“People in their 50s who are unemployed are going to be long-term unemployed because companies are looking to pay less for younger people and get more bang for their buck,” says Safran, noting those at the top of the salary scale may have to be more flexible than their lesser-paid peers.
Don’t forget about benefits either, she cautions.
With the rising cost of medical care, even a short-term lapse in health insurance can expose your family to significant financial risk—especially if one of you is managing a chronic condition.
As such, and depending on your family’s health care needs, you might decide that the insurance benefits alone make up for the loss in pay.
“If you don’t have health insurance and COBRA ran out, I would strongly recommend either purchasing it on your own, which is expensive, or getting into an employer situation where they cover your benefits while you pursue another job,” says Safran, noting the end in that case justifies the means.
Do the Math
Before you determine whether to take a job with a lower salary, though, you must first determine whether you can afford it.
Start by crunching the numbers to determine how much you need to maintain your standard of living and whether your new paychecks will be sufficient.
If not, you’ll have to decide whether the job is worth the price—and where you’re willing to scale back to make the numbers work.
“Define what your expenses are and determine at what point a salary will no longer be acceptable,” says Safran. “If you recognize that the job you’re trained for is no longer valued in the marketplace the way it once was, then it’s time to really change your lifestyle—perhaps geography, career or your housing situation.”
As with all new jobs, she adds, you should also consider the impact your new salary will have on your long-term financial goals including college savings for your kids and your retirement fund.
A significantly reduced salary means you may not be able to contribute as much to your 401(k), which ultimately effects the size of your future nest egg.
“If you’re not making enough money you’re going to be balancing two things—your immediate cash flow and your long-term future savings goals,” says Safran. “You have to reevaluate and decide what needs to change and how you can reduce your expenses to not only be able to buy food and pay your mortgage today, but save for your retirement.“
If you decide to hold out for a higher paying position, try casting a wider net by working with a career counselor to determine what other options you have based on your interests, education and skill set.
A Fresh Start
In today’s job market, where the supply of available labor outweighs demand, those looking for work are facing tough choices.
Taking an offer with diminished pay and prestige isn’t easy, but it may be the best move if it offers increased job security or benefits your family needs.
Just be sure you know what you’re getting into, and how your new salary might impact your lifestyle and financial goals.
“If you take a job and it’s lower-paying you really want to make sure that you like the job, the responsibilities and the people because the reality of the situation is if you stay there it’s very hard to get back to where you were before,” says Berger. “You’re going to get raises based upon what the job is.”
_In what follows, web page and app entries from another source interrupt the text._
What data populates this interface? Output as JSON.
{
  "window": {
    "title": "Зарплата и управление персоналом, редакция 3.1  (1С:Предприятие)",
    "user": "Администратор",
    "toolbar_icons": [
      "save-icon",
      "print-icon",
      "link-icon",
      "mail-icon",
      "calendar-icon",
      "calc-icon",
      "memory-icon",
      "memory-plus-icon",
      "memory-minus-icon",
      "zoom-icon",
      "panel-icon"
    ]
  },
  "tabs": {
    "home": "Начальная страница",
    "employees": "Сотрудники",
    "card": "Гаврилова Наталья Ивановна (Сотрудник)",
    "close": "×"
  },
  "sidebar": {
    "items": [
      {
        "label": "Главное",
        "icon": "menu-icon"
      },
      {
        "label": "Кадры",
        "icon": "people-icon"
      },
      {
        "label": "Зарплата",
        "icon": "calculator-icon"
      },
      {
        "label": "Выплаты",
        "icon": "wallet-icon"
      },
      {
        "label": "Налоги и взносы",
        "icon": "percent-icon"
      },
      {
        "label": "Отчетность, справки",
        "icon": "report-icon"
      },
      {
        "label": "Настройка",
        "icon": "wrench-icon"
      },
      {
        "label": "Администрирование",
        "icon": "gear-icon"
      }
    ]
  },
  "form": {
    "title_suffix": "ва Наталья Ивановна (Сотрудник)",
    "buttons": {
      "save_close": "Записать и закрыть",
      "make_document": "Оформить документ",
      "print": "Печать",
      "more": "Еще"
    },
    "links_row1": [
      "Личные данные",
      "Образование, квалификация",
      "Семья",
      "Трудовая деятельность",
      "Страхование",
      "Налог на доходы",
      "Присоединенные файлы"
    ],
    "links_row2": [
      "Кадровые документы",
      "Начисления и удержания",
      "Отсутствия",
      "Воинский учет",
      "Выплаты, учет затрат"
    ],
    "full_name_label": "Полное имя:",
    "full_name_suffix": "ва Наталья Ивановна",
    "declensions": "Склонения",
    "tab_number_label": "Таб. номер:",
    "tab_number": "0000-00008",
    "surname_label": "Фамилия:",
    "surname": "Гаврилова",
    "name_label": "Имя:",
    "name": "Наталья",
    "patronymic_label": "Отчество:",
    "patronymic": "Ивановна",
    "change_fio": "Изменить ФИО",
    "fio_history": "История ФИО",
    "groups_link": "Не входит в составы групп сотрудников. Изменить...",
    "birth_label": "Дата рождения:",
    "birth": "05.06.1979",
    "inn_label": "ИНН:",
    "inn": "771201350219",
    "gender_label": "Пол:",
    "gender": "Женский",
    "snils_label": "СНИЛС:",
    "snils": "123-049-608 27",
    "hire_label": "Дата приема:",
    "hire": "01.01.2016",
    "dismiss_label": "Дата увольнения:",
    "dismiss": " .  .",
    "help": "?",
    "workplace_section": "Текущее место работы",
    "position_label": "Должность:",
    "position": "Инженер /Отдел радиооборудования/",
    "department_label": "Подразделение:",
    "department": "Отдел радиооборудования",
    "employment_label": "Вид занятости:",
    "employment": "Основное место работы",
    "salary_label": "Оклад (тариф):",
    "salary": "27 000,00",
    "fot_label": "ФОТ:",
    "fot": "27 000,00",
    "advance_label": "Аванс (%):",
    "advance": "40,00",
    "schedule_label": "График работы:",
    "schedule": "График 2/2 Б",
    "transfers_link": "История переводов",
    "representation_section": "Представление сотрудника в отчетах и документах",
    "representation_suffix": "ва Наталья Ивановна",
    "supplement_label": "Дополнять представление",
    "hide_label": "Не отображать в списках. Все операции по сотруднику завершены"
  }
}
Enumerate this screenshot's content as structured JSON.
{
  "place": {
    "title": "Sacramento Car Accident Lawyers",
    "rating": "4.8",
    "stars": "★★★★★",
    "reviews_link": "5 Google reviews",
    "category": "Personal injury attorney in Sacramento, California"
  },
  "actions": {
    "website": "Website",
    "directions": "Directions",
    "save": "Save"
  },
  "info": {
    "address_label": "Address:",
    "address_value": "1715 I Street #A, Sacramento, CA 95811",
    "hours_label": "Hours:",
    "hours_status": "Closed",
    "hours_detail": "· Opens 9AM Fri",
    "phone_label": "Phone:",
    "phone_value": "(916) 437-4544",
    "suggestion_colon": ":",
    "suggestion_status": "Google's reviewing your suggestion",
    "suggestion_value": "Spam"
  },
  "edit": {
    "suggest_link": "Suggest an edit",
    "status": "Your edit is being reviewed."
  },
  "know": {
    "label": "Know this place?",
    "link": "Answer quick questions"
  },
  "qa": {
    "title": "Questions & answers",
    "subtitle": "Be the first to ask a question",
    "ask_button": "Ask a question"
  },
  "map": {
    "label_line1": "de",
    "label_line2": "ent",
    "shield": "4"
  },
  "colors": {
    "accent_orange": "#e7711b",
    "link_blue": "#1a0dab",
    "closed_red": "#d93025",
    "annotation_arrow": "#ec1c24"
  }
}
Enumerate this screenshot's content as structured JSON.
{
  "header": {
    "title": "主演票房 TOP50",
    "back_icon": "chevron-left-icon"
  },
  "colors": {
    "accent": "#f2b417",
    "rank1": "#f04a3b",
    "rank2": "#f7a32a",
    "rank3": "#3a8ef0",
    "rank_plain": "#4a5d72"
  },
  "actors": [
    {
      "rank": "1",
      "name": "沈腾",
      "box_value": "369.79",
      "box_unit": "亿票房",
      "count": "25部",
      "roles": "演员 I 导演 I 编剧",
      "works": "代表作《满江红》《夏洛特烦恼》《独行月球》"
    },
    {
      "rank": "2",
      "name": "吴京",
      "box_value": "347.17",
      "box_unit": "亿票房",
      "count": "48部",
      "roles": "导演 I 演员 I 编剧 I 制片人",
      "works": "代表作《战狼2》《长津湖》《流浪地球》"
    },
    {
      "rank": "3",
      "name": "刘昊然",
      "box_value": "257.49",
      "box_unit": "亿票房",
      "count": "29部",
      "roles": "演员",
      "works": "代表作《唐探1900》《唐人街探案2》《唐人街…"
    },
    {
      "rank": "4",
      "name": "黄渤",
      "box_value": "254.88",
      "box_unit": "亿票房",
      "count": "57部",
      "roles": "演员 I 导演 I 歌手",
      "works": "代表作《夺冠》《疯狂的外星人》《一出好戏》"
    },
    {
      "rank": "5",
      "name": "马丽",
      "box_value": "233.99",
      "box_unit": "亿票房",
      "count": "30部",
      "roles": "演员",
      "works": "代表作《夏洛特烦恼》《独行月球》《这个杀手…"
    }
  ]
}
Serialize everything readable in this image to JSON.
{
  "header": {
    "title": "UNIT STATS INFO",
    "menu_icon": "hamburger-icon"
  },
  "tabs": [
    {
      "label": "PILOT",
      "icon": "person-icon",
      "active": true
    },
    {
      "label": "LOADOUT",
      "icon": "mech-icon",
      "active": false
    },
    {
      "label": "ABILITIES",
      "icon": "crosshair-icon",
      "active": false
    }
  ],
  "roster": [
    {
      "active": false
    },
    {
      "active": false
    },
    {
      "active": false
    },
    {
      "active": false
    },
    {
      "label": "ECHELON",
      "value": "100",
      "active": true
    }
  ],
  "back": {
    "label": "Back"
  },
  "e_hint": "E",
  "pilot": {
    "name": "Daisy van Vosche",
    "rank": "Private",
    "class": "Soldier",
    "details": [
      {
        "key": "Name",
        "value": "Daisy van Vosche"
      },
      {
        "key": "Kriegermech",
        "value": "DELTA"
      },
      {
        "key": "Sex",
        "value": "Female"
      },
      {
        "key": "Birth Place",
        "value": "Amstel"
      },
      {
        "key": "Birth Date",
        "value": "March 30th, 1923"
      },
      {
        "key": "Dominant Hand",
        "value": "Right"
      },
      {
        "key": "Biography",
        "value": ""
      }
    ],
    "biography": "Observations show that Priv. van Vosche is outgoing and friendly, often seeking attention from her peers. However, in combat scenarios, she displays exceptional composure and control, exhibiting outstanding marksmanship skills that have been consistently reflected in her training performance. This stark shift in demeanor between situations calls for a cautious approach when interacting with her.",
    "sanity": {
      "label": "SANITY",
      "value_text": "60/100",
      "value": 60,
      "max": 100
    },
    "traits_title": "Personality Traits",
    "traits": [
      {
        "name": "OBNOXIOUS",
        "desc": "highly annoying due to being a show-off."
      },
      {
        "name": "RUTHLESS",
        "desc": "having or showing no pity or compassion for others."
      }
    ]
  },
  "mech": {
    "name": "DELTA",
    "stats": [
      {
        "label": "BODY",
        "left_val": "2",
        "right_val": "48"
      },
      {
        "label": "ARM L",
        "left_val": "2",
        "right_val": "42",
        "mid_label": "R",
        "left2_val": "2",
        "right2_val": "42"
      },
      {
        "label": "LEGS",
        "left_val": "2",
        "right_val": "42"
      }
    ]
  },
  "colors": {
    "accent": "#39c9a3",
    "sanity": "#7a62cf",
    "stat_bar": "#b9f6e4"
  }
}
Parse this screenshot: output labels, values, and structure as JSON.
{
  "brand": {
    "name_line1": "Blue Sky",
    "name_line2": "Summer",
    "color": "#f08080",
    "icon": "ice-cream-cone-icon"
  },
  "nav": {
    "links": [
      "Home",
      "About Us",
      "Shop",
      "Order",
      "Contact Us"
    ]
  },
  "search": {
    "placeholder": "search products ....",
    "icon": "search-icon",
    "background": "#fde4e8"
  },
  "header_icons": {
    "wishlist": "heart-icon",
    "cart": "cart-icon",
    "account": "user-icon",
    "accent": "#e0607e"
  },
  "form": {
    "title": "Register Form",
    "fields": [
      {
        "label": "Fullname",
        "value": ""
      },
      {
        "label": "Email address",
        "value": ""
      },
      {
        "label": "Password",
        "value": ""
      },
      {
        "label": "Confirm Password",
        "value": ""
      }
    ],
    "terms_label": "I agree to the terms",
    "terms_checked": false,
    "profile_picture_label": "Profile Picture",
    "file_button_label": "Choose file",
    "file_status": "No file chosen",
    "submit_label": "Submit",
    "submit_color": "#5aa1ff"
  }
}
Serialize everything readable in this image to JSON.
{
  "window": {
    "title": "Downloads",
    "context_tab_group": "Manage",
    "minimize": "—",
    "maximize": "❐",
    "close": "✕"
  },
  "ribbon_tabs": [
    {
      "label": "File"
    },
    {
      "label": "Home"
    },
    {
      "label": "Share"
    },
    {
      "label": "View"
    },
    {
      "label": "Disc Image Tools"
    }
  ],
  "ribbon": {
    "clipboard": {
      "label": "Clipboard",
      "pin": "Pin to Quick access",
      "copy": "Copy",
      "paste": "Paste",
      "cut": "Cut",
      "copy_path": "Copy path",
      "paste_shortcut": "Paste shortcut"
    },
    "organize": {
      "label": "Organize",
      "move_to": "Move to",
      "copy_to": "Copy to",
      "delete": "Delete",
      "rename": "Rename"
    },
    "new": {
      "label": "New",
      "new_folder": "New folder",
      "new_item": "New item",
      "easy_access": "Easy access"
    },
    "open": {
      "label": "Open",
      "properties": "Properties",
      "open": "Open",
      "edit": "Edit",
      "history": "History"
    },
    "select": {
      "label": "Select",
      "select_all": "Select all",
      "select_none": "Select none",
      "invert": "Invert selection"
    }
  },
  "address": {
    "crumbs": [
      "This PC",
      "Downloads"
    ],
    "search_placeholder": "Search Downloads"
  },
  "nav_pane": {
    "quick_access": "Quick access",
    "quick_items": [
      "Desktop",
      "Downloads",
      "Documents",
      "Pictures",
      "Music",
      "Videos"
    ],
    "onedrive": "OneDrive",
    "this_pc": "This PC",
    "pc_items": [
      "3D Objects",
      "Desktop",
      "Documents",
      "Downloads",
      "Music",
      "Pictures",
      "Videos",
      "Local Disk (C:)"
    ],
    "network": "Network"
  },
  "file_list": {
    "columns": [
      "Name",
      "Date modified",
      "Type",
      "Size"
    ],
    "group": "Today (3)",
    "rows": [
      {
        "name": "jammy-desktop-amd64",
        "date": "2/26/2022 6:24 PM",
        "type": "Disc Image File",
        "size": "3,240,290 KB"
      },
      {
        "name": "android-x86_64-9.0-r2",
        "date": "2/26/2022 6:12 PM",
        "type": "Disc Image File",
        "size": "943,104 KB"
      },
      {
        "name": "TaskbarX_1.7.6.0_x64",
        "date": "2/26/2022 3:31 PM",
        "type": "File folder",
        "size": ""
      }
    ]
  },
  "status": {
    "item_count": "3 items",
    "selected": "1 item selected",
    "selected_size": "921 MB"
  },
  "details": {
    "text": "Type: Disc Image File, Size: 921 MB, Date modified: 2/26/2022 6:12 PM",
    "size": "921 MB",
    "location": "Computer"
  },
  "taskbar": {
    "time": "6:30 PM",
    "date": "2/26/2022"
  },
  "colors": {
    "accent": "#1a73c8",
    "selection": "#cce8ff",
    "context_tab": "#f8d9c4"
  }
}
Remember, too, that while a temporary step down can be defeating, especially if you’re more qualified than your new boss, it’s not the end of the road, says Schmitt.
“Once you get in there and demonstrate your credibility and contribution to the company, you can start to think about what other projects you can take on and who else in the organization you can support,” says Schmitt. “As the economy improves and companies continue to grow, at some point there will be an opening much more closely aligned to your background.”
In the meantime, he suggests, stay involved in networking events, join a board, volunteer with trade associations and continue to cultivate your network.
“Stay visible and stay engaged,” advises Schmitt. “One of the things we hear all the time from people who are in job search mode is that they wish they had never let their network get so stale. Have those informational coffee meetings once a month even when you are employed so you don’t have to reinvent the wheel every time you’re looking for a new job.”